2.) Re-frame Social Inclusion as a Key Economic Driver. The 2012 election demonstrated the political manifestations of America’s changing demographics. As noted in an earlier blog, we are a fundamentally different country today. Over the next 20 years the changes will be even more profound. With this come a new set of equity challenges ranging from unequal economic opportunity in many rural areas, to the greying of America, and the suburbanization and growing rates of poverty especially among the emerging Latino population.  More Americans experience poverty today than at any time in the 50+ years the Census Bureau has published such figures.At the same time, a growing percentage of new entrepreneurs and business growth is coming from minority-owned firms.

The tools we have historically used to address equity challenges have had limited success, and the fundamental changes in the global market place and technological revolution have made them further obsolete. Rather than addressing social equity as a niche issue, a resilient regional economy realizes that social cohesion must be central to future economic growth. The Federal Reserve Bank of San Francisco and the Low Income Investment Fund, together with a number of leading thinkers offer their suggestions for “Investing in What Works for America’s Communities.”  This free publication is a must read for insights on how to infuse equity into sustainable investment models and community development. 
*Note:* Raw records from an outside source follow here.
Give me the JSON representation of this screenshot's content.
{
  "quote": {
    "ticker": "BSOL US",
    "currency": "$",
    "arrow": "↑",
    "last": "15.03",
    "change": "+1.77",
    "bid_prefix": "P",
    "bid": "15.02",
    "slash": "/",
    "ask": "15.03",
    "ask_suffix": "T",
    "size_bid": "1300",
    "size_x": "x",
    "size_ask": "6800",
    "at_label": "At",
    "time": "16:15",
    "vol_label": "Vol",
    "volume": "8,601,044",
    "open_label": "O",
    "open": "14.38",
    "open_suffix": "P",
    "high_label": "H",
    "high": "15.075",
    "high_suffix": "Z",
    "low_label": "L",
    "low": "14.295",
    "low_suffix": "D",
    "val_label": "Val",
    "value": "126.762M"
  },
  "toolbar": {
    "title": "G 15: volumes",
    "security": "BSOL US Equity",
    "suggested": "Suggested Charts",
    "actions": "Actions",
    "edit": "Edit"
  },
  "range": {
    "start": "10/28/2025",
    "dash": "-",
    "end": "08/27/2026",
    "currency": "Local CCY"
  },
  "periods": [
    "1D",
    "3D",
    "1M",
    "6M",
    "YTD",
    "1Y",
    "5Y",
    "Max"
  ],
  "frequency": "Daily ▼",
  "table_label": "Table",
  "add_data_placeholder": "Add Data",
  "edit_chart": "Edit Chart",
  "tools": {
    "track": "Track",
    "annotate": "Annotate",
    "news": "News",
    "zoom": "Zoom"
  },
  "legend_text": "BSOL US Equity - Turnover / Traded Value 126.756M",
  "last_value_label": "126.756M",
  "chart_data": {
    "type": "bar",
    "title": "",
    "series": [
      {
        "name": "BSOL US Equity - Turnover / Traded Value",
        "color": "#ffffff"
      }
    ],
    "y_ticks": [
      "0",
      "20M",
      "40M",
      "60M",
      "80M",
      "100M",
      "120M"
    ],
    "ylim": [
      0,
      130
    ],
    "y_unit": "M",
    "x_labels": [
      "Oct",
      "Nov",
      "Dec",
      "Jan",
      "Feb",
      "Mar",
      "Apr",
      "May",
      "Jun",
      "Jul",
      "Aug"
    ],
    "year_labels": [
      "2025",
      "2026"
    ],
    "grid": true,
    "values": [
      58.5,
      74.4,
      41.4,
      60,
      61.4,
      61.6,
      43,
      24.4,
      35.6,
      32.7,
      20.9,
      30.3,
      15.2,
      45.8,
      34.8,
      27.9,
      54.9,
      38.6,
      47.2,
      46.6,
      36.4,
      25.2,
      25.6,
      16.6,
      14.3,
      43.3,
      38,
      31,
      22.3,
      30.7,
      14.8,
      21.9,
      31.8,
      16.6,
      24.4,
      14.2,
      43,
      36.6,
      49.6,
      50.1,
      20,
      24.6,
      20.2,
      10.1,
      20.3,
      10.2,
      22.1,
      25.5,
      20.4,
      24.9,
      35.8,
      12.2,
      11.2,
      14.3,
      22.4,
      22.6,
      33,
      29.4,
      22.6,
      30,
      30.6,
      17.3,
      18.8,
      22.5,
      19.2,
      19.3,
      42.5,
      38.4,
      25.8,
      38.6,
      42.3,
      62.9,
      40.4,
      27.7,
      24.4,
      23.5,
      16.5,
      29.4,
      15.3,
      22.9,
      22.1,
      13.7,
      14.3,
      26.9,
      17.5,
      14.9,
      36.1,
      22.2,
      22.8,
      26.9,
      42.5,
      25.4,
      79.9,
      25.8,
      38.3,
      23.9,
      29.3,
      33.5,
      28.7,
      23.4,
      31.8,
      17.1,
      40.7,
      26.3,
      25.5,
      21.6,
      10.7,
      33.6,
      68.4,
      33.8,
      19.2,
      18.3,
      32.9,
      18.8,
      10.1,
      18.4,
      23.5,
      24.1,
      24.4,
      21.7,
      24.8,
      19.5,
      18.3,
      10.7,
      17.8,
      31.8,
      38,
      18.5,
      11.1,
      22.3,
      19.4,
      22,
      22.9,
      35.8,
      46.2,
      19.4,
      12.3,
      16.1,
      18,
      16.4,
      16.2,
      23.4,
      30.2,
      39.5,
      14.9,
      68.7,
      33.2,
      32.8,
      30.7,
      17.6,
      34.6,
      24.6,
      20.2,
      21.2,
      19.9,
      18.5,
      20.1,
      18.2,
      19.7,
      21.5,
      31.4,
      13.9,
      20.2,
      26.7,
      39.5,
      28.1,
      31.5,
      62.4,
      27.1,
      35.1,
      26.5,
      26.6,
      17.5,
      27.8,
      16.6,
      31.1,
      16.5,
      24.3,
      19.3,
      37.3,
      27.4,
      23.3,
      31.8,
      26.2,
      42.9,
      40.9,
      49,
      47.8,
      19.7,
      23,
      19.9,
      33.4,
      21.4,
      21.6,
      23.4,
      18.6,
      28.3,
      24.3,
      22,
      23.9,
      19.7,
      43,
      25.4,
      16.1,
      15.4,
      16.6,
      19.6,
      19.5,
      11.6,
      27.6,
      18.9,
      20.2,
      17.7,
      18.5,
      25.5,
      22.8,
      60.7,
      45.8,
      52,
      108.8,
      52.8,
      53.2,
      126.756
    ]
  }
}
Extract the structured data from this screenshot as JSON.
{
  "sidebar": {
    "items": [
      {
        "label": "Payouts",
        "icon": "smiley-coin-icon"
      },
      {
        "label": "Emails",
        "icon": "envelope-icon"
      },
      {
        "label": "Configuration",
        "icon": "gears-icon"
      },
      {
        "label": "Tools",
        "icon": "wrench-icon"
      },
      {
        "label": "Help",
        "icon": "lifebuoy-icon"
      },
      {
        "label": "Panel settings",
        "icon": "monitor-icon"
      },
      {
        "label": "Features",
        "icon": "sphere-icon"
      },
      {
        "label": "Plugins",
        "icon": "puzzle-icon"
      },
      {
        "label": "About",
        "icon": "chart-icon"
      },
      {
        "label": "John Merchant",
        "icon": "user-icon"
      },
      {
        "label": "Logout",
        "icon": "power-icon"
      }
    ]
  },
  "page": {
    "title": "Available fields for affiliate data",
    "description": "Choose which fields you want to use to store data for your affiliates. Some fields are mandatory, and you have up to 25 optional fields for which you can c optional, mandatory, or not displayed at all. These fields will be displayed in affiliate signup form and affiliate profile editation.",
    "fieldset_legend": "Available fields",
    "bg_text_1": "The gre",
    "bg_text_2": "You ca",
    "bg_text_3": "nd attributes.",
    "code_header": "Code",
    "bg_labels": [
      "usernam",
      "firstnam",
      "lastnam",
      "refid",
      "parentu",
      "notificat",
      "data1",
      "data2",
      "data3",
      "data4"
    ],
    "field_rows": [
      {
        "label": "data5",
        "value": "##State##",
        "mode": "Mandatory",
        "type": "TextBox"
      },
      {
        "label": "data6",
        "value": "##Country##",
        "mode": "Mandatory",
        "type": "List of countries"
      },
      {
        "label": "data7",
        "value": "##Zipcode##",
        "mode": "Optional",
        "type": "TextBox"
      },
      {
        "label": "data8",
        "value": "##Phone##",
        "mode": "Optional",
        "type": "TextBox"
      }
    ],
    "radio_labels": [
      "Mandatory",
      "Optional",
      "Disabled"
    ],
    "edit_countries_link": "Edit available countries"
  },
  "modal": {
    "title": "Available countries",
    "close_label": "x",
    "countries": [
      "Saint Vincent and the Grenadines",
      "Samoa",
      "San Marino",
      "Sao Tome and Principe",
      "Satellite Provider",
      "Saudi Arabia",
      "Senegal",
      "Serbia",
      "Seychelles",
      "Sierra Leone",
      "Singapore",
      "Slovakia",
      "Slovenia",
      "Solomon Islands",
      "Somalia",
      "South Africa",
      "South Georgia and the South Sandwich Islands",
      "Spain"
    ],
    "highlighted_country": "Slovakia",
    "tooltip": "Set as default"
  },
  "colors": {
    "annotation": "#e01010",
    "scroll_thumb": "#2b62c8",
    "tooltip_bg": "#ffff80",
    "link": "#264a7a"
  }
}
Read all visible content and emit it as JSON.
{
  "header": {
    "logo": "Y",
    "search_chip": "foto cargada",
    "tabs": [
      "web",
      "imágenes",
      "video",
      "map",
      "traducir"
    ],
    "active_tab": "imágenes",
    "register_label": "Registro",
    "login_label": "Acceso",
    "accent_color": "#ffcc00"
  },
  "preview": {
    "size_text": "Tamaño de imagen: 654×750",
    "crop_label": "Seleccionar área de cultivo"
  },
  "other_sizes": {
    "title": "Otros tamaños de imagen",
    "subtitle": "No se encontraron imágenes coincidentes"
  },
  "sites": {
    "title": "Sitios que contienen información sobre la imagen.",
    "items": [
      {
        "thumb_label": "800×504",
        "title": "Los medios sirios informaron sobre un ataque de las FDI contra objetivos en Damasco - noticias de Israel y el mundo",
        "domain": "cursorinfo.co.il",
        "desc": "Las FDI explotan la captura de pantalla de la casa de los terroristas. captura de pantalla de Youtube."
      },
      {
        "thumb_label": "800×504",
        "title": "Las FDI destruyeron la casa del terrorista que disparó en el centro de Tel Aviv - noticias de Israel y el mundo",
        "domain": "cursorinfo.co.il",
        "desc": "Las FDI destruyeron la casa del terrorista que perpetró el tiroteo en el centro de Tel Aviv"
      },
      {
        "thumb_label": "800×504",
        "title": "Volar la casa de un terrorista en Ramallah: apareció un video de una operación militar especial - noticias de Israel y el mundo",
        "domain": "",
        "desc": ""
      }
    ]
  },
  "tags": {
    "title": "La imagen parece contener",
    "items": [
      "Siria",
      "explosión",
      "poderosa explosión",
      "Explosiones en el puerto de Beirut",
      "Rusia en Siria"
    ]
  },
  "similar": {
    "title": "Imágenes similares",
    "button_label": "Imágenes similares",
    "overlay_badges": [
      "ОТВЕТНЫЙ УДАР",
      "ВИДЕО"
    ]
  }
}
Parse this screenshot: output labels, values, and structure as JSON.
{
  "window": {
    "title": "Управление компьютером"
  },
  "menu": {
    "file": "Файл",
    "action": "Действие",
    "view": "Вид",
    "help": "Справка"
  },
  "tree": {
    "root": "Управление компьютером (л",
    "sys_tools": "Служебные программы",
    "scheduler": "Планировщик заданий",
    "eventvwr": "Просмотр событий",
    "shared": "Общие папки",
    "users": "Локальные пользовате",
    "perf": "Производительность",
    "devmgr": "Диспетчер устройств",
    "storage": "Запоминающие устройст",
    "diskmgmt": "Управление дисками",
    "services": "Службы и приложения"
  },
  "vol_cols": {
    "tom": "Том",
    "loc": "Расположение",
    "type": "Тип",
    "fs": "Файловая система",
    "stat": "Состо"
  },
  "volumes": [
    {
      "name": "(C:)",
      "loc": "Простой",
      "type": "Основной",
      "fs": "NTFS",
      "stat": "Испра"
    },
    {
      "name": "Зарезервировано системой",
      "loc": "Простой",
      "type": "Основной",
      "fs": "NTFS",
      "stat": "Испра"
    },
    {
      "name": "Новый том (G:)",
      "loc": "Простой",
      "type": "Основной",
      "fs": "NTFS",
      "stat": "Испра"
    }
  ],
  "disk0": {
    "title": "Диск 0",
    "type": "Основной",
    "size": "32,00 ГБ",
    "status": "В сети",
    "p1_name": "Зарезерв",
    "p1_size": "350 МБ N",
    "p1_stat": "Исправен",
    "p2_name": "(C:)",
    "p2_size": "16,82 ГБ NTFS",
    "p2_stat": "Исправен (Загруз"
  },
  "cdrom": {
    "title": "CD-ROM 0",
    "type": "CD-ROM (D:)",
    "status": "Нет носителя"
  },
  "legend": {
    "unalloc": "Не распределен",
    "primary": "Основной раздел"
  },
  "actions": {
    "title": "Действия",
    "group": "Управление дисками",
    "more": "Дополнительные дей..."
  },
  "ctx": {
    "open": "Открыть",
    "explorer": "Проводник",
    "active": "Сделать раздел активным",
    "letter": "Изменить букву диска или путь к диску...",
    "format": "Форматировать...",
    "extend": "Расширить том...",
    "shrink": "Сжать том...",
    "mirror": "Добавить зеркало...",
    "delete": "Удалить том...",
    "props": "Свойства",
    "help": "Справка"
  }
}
3.) Use Infrastructure Investment as Catalyst for Economic Partnership. For me, the great disappointment of Obama’s first term was the failure to pass a long-term, comprehensive transportation bill – not due to a lack of policy ideas, but rather from an extreme reticence to discuss how it could be funded.  Let’s face it, roads and subways don’t build themselves.  They require investment which can either come from taking on more debt or raising revenues. Neither of which is very popular these days.

Yet for an increasing number of regions, the fiscal necessity of infrastructure investment to economic resiliency, is the ingredient for strong and deep public and private partnerships especially to fund transportation. In 2012, voters across the political and geographic spectrum approved almost 80% of transit ballot initiatives.

For the Twin Cities this is also true.  The region hopes to build 14 transit corridors to connect suburban workers and job opportunities with central cities neighborhoods and businesses, restoring some of the regional connectivity that existed 50 years ago and ensuring that the Twin Cities will be an engine for statewide economic growth.

Just a few years ago labor, transit advocates, business leaders, environmentalists, and other key community voices came together to create the Counties Transit Improvement Board. Today, the business community is helping to make the economic case for more regional transit. Among the options on the table is a business-funded land trust to support TOD within the southwestern suburbs.  

As Minnesota, and many other similar states and Congress itself try to address growing  deficits, strong public and private sector leadership and partnership will be essential to set priorities and fuse a political backbone strong enough to support the infrastructure investment critical to successfully compete in a global economy, to attract and retain workers, to advance social cohesion and … to thrive.